So I go to Home Depot in Marlboro, Mass., yesterday to buy two paint brushes and a few plastic tray liners. I anticipate a quick five-minute breeze-through, hassle-free.
As I'm making a decision about the paint brushes, a Home Depot employee asks me something about taking a survey. I look at him quizzically, as I'm not here to take a survey. After my cool response, he says, "Didn't they tell you about the specials when you came into the store?"
Um, no, "they" didn't.
I tell him I'm in a hurry and he walks away.
I walk up to check out, and there are no live bodies to ring me up. The only way to pay is through the self-checkout lines. Now I'm hardly shy about technology, but I'm in no mood to scan my purchases. I would rather have someone else do it. Especially since no one is in line and I just want to move through quickly.
I see a girl wearing a Home Depot vest hanging out near a register talking to a guy wearing a Home Depot vest and ask if she's open. She says, "no, but I can scan your stuff."
So I set my two paint brushes and plastic tray liners on the counter and I tell her I have two liners.

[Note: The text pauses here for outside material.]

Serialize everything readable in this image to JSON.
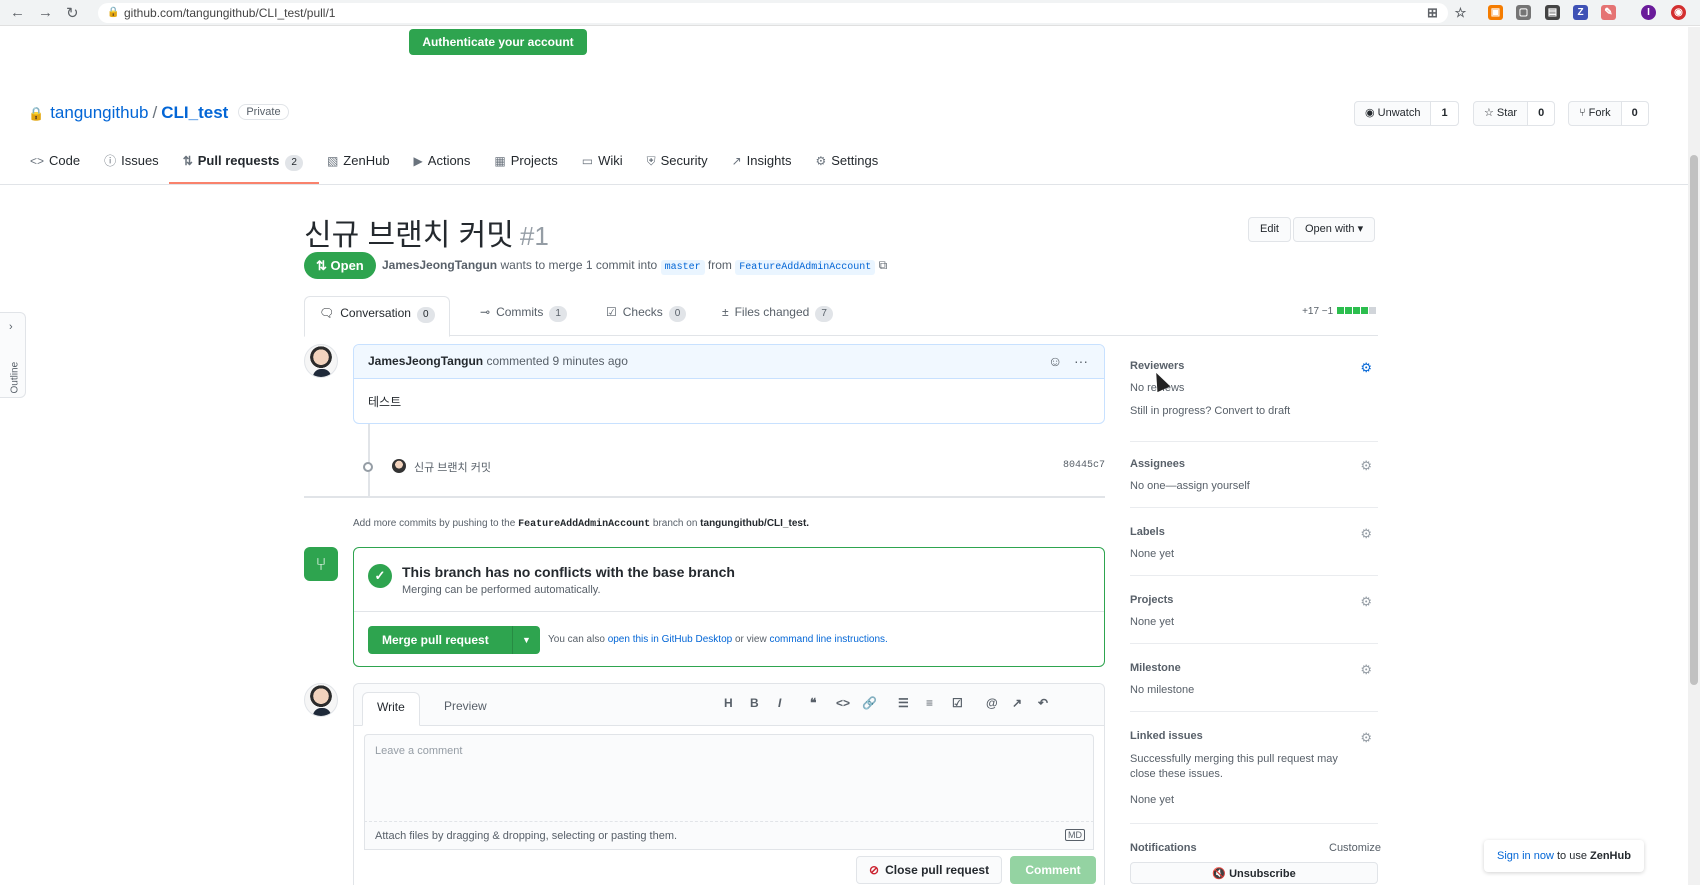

She dryly says "you have three." Um, OK. Didn't mean to take three. I thought I had two. At 99 cents apiece, who cares? Really, I wasn't trying to pull one over on Home Depot.
She scans my paint brushes and trays, but I still have to go to the self-checkout register and swipe my card. I guess that would be too much to ask the girl wearing the Home Depot vest talking to the guy wearing the Home Depot vest.

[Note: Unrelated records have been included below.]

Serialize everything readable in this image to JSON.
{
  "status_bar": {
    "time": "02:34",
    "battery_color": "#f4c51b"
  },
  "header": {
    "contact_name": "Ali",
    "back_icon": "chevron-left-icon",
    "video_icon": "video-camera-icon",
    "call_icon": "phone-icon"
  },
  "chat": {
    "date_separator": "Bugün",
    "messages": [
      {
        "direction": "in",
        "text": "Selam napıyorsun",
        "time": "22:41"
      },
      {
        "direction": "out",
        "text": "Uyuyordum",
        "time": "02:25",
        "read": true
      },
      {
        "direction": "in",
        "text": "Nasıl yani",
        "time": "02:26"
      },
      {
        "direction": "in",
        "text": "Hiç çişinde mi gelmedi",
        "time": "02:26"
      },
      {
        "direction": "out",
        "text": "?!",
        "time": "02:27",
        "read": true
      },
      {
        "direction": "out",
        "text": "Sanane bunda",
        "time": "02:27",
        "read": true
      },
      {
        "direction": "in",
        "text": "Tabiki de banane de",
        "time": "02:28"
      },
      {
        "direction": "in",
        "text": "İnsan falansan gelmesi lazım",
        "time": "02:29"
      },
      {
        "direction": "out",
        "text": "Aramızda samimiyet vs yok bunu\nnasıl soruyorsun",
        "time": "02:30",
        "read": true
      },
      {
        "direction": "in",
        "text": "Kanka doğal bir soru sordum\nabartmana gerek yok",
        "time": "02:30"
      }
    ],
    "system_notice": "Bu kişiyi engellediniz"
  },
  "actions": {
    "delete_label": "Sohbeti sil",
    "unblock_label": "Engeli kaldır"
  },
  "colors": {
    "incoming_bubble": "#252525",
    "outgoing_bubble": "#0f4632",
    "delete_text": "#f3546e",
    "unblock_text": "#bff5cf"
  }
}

I go through the exit and the door buzzer goes off. I stop, but she tells me it's OK, I can leave.
So, here's the summary:
In my 10 minutes at Home Depot, I'm solicitated, offered no option other than self-checkout, and accused of shoplifting verbally and electronically.
Not a good experience.
Next time I'm going to Lowe's.